Learning objective: Summarize a population health informatics certificate program to address current and future workforce needs.
Background/introduction: A midwestern university won a competitive grant (~8 million) as part of HHS/ONC Public Health Informatics and Technology (PHIT) workforce development program. The PHIT program aims to build the informatics workforce in public health driven by COVID-19 pandemic needs. It has an emphasis on diversifying the PHIT workforce along with real-world learning opportunities through stipend-supported practicums. The pandemic underscored the collaboration between governmental public health and healthcare delivery settings along with numerous stakeholders emphasizing the need for a population health perspectives in informatics. Along with being a lead partner in the grant, the nursing school also has major emphasis/efforts to update its nursing curriculum to meet the new AACN Essentials and tap into the alignment with both informatics and population health. One of the objectives was to create a population health informatics and technology (PHIT) certificate program which will meet the needs of the workforce grant and AACN competency needs.

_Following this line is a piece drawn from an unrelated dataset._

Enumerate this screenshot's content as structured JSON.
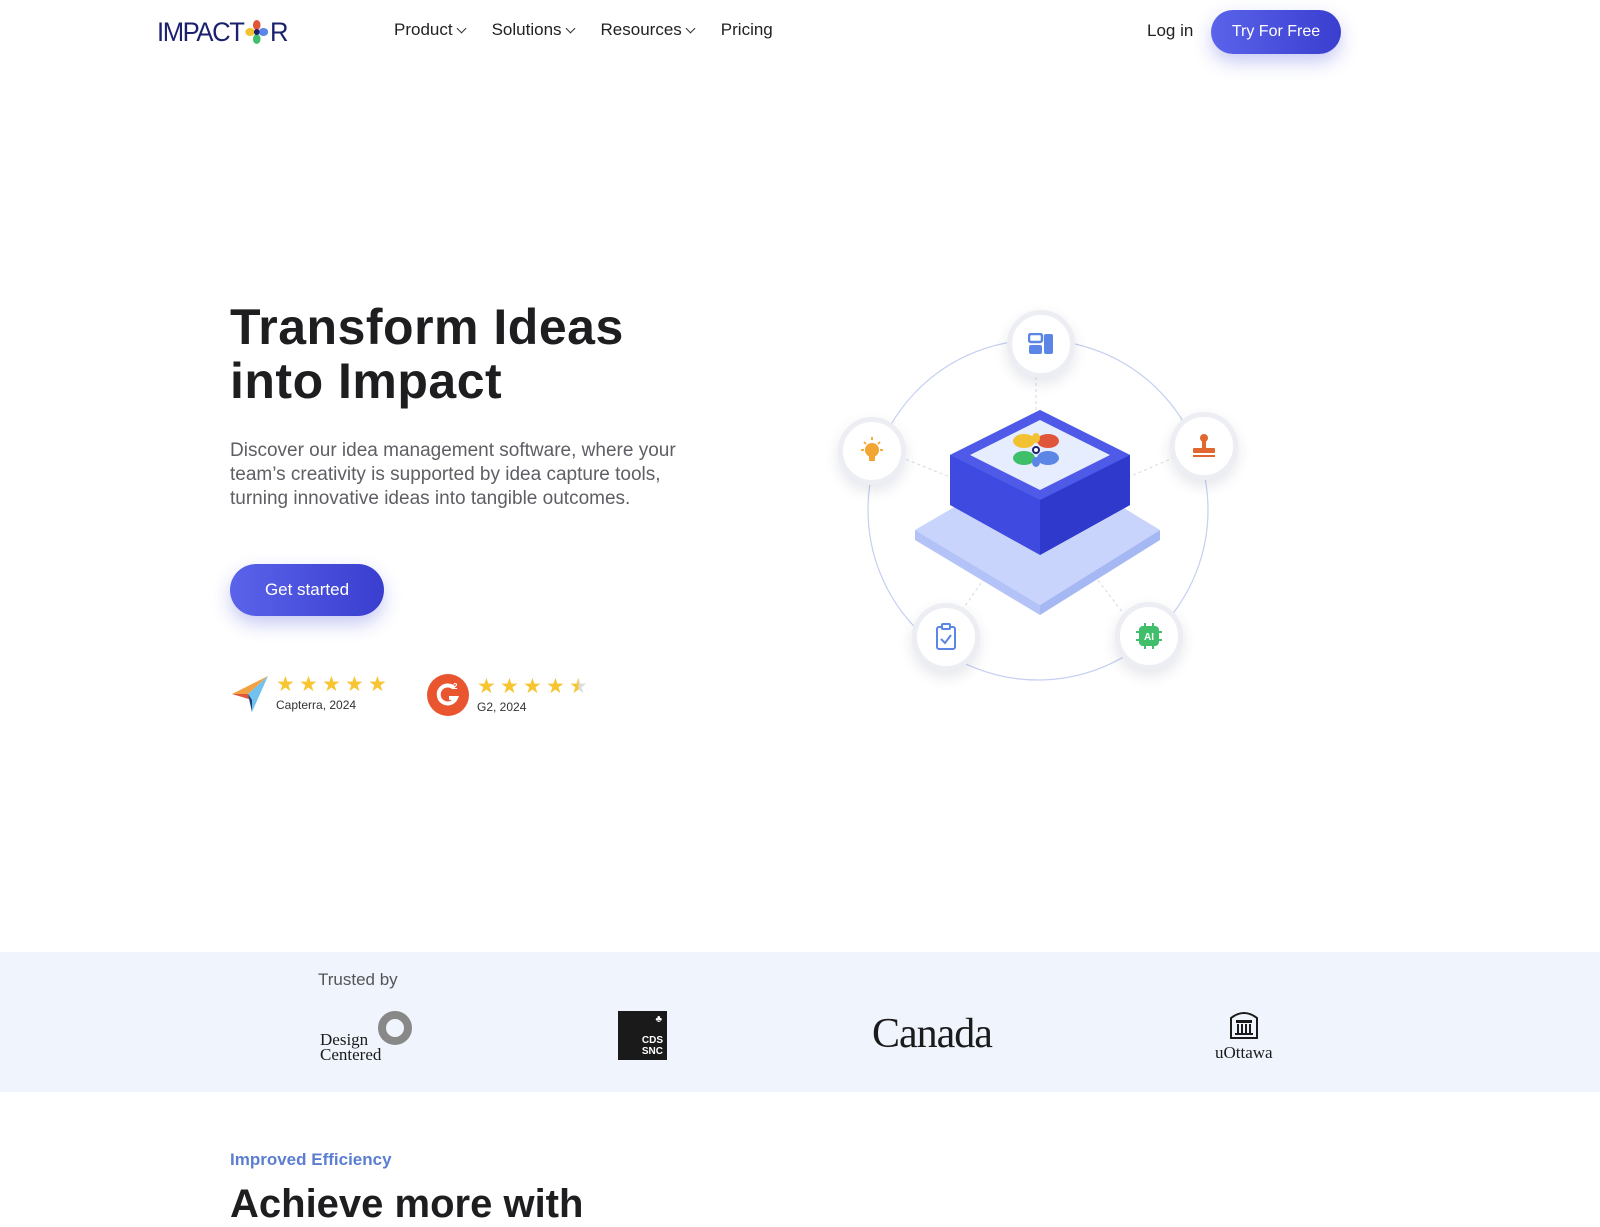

Methods: The development of the certificate involved two schools (nursing and public health) in the academic health center (AHC), along with collaboration from an AHC informatics institute. This post-baccalaureate certificate was adapted from an existing graduate-level nursing program and expanded on the interprofessional approach. Existing graduate level courses are being updated, and new courses will be created to meet grant/competency requirements.
Results: The PHIT certificate was approved by the board of regents at the University and will prepare trainees to harness the power of data for improving public and population health. Content focuses on information systems in public health, electronic data exchanges, and tools for consumer engagement, along with the utility of data for health equity and better population health. The certificate is set at 12 credits and all courses are offered fully online. The intent is to accommodate needs of working professionals and provide an option for training next generation of nurses in informatics. The training includes real-world practicum experience in a variety of settings: public health, non-profit care settings, HIT/EHR vendors, and associations/consultancies involved in HIT work. The PHIT certificate is designed to be inter-professional to appeal across health-related disciplines (public health, nursing, medicine, pharmacy). Through the PHIT workforce grant, the application fee will be waived, along with stipend-supported practicums. Innovative partnerships with various entities serving minority populations (Black Nurses Rock, Hmong Nurses Association, IndigiData, tribal public health) are being discussed.
Limitations: The need for aligning PHIT certificate with overall curricular revisions for AACN Essentials led to a delay in launch, but courses are being offered from Fall 2022. There will demands on faculty time for constant updates to courses given the dynamic/fast-paced field.
Conclusions/implications for practice: The PHIT certificate program is an effort to meet DEI needs as the workforce grant prioritizes under-represented individuals for practicum stipends. This also presents an innovative career development opportunity in nursing informatics. Given the recent Future of Nursing report and AACN Essentials, initiatives such as this are needed in academic nursing.
After completing this learning activity, the participant will be able to assess innovations being used by other professionals in the specialty and evaluate the potential of implementing the improvements into practice.
PhD, DNP, RN-BC,
University of Minnesota